'Fresh action was required sooner rather than later,' he added.
'Communist China is weaponising trade and investment to pursue geostrategic outcomes for which earlier nations and empires would have used armed conflict, and it's getting away with it,' he wrote in a piece for the Australian Financial Review on Tuesday.
Mr O'Brien said the United Nations and World Trade Organisation are incapable and don't possess the legitimacy to deal with economic security.
'The void must, nevertheless, be filled. To this end, I propose we look to principles of collective security and mutual assistance to enable nations to come to the aid of others in the event of economic attack,' he said.
China has a defence budget six times higher than Australia. Pictured is military training at at Nanjing University of Posts and Telecommunications
A Chinese naval ship sails into Sydney Harbour in June 2019 during a secret reciprocal visit - there are now warnings of an impending war between the nations
Prime Minister Morrison has recently announced a $747million funding boost to bolster Australia's combat readiness in the face of an increasingly aggressive Beijing, but denied the move was anything more than an effort to 'pursue peace'.
But even with the cash injection, Australia's military may still pale in comparison to the communist regime.
China has a defence budget six times higher than Australia and boasts 42 times more soldiers, 55 times more tanks, 13 times more submarines and 16 times more fighter jets.
Relations with China, Australia's biggest trading partner, began to drastically deteriorate in April last year when Mr Morrison called for an independent inquiry into the origins of the Covid-19 pandemic, which first appeared in Wuhan at the end of 2019.
The plea for transparency over Covid-19 infuriated the Communist Party who retaliated by imposing arbitrary bans and tariffs on billions of dollars worth of Australian goods including barley, wine, cotton, seafood, beef, copper, and coal.
Beijing recently warned it 'reserves the right to make further reactions' after the federal government tore up Victoria's Belt and Road initiative with China, adding the move was damaging to bilateral relations.
Tension between China and Australia began to deteriorate when Scott Morrison (pictured) called for an independent inquiry into the origins of coronavirus
China has warned Australia it must fall in line with its policy to 'reunify' the disputed island of Taiwan if it wants to trade to return to normal.

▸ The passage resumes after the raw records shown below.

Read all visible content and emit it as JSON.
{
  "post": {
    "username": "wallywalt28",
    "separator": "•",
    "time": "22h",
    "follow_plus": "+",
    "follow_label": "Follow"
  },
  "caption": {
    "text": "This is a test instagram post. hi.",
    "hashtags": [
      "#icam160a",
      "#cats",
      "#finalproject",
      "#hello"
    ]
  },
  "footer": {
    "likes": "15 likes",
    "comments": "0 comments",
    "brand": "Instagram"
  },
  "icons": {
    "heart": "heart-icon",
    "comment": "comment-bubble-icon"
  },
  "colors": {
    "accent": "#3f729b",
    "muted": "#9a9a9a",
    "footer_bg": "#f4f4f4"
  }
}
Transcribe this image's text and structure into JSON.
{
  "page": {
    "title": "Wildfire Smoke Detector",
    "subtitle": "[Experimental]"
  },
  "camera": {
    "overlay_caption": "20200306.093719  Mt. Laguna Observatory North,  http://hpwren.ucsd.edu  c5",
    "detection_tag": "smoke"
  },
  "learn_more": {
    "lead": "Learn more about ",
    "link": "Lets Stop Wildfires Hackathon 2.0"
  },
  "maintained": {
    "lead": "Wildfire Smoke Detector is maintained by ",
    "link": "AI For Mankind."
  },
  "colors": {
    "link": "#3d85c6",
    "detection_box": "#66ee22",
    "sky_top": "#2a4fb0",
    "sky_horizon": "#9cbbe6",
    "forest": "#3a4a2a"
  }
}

Pictured: Chinese Navy personal stand guard at Sydney's Garden Island Naval Base in 2019
Former Australian defence minister Chris Pyne also recently sounded the alarm, saying a hot war with the authoritarian state may be inevitable as Beijing becomes more aggressive and belligerent with its neighbours.
'Five years ago, I would have said that the possibility was very unlikely - now I would have to say that the possibility is more likely than it was then,' he said in a speech at the University of Adelaide in April.
'Not a cyber war, but a real one involving loss of life, destruction of military platforms, with aggressors and defenders on different sides,' he said.
'This isn't rhetoric. This is something that you and I may well have to confront in the next five to 10 years.'
Home Affairs Secretary Michael Pezzullo also recently warned